The CoreValve price won’t be “too dissimilar” from what Edwards charges for Sapien, Liddicoat said today in an interview. He declined to be more specific. The company had expected an FDA decision by April.
Medtronic will start distributing the aortic valves to the 45 centers who participated in the clinical trials needed to win the approval, said Rhonda Robb, the Minneapolis-based company’s vice president of catheter-based therapies. Medtronic estimates there are 300 to 350 centers that may meet government criteria for implanting the devices, she said.
“It’s a very extensive training procedure,” Robb said in a telephone interview. “Our guiding principle is safe growth. It will take several months to years to get to all the sites that could provide this therapy.”
Medtronic rose less than 1 percent to close at $59.51 in New York. The stock has gained 32 percent in the last 12 months. Edwards fell 5.7 percent to $68.54, its biggest single-day decline in about nine months.

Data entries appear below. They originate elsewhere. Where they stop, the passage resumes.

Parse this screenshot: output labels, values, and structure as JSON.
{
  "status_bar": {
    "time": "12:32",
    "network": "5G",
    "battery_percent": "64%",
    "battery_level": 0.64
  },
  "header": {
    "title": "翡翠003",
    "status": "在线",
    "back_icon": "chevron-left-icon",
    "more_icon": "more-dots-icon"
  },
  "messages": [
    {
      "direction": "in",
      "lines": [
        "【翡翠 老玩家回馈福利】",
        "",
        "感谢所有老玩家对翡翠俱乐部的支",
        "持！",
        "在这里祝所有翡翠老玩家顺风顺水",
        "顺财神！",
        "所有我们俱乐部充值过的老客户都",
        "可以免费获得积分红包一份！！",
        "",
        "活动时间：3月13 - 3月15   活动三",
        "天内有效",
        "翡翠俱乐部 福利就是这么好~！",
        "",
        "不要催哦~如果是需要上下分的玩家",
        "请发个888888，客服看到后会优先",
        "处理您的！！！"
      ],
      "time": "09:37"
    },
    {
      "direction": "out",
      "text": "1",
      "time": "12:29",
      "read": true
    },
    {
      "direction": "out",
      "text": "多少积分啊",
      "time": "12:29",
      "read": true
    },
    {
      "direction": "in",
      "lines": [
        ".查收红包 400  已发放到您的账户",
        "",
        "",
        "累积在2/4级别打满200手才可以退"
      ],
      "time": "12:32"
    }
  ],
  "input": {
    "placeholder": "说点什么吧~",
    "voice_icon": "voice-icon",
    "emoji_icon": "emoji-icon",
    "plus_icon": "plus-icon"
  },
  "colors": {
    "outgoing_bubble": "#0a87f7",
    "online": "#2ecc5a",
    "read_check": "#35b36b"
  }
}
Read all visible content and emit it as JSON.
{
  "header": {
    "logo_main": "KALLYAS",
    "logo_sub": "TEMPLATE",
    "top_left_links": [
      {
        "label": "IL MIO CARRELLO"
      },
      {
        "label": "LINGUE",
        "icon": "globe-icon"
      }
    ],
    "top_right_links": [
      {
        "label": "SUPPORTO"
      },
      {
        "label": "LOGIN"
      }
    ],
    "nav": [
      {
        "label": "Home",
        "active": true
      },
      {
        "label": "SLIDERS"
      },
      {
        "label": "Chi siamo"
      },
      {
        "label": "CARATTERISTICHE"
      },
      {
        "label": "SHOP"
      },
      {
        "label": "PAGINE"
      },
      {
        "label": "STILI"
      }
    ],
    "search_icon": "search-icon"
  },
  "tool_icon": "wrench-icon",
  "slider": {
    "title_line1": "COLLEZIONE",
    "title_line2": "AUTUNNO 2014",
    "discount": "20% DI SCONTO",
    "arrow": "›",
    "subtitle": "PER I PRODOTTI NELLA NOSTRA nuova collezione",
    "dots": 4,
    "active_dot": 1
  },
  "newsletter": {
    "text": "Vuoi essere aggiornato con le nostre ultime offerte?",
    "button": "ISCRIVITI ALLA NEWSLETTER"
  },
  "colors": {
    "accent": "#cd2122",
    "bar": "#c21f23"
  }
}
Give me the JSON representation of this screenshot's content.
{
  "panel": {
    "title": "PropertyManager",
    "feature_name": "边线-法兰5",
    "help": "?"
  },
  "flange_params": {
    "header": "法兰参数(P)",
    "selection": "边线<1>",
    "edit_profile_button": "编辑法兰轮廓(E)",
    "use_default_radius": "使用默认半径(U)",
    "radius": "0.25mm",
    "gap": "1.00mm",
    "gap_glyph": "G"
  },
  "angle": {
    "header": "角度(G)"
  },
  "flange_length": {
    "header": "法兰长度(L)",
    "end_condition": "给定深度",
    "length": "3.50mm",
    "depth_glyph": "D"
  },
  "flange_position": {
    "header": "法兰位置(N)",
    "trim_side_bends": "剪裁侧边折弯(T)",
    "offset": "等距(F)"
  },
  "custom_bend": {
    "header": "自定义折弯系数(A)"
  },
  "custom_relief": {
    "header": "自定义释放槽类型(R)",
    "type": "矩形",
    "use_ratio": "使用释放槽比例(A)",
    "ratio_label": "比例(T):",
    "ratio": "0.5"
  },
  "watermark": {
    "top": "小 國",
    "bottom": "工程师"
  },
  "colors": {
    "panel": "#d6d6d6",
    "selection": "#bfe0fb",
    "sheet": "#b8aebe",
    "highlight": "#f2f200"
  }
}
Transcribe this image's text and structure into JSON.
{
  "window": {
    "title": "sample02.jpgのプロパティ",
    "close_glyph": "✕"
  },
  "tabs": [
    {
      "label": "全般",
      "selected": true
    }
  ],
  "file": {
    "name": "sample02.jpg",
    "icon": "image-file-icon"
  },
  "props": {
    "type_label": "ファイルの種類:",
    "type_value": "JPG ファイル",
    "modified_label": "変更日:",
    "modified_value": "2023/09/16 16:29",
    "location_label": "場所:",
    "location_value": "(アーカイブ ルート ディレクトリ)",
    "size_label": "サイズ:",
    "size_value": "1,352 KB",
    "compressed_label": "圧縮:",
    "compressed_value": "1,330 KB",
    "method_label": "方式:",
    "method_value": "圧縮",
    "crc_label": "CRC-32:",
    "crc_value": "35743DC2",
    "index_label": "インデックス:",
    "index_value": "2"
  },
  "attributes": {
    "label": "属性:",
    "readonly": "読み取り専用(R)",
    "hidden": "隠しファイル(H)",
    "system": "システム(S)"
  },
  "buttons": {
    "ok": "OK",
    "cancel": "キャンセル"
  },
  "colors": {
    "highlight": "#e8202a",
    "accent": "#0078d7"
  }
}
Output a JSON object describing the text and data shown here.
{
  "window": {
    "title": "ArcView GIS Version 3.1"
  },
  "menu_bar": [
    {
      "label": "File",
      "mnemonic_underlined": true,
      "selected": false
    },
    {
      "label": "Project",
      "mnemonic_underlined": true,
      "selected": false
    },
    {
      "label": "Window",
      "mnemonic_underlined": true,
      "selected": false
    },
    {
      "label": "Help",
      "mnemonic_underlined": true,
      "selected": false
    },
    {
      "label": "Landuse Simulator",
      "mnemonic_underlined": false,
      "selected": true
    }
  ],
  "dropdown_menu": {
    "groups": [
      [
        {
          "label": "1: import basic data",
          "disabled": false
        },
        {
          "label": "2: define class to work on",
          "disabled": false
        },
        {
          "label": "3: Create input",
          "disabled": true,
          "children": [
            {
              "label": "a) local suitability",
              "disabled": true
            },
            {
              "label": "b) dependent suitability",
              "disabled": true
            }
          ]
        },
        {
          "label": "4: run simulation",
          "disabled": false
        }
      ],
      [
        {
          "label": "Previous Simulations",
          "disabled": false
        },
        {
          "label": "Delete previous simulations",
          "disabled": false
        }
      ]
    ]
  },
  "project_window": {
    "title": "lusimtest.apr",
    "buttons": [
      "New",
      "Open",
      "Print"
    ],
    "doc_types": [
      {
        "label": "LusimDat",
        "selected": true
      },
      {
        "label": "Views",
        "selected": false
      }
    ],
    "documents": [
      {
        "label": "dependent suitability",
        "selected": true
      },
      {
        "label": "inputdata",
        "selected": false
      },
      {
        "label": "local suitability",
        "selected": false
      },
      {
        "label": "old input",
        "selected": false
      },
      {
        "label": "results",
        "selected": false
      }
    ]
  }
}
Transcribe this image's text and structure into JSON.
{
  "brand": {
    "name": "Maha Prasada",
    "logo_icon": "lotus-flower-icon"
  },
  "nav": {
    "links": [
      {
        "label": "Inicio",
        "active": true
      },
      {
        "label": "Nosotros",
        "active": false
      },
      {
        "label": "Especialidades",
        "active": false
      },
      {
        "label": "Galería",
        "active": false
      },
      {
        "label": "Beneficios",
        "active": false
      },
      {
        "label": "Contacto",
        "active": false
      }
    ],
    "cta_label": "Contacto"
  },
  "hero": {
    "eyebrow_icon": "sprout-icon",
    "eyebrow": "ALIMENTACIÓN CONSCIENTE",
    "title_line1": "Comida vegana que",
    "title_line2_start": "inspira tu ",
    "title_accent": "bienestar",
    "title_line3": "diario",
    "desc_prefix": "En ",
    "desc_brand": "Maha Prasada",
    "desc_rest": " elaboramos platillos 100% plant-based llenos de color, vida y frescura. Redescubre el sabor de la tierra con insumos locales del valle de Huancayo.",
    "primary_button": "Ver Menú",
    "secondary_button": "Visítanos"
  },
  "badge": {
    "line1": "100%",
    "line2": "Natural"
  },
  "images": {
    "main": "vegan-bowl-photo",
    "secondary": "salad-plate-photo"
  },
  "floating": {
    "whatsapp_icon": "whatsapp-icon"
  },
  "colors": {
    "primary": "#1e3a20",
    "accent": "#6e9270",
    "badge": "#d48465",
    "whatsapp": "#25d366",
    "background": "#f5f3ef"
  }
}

A study released last year showed that 25.5 percent of patients who received the CoreValve died or had a stroke within a year, compared with an estimate of 43 percent of patients before the trial started. The study looked at the highest-risk patients and is continuing in others.
“The low rates of stroke and valve leakage with the CoreValve System -- two of the most concerning complications of valve replacement because they increase the risk of death and have a dramatic impact on quality of life -- set a new standard for transcatheter valves,” Jeffrey J. Popma, director of interventional cardiology at Beth Israel Deaconess Medical Center in Boston, and co-principal investigator of the study, said today in a statement from Medtronic.
Sales of Medtronic’s CoreValve will come from Edwards, Lawrence Biegelsen, an analyst at Wells Fargo Securities, said today in a note. Edwards reported $552.1 million in 2012 sales of its transcatheter heart valves.
Edwards’ device was cleared by the FDA in November 2011 and the Irvine, California-based company is waiting for the Sapien XT to be approved. The timing of the new model’s approval, expected in mid-2014, may affect Medtronic’s share gains, Biegelsen said.
Edwards was awarded more than $392 million on Jan. 15 in a patent-infringement lawsuit again Medtronic. Today’s FDA approval hasn’t changed Edwards’ plans to seek a permanent injunction, Sarah Huoh, a company spokeswoman, said in a phone interview.
There are about 300,000 people worldwide with severe aortic stenosis, a narrowing of the valve between the left ventricle and the aorta. Blood can back up in the heart, leading to chest pain, breathlessness and weakness. One in three patients can’t tolerate the open-heart surgery that has been proven to improve quality and lengthen life. Studies show this group has a 50 percent mortality rate at one year without treatment.
--With assistance from Drew Armstrong in New York. Editors: Andrew Pollack, Bruce Rule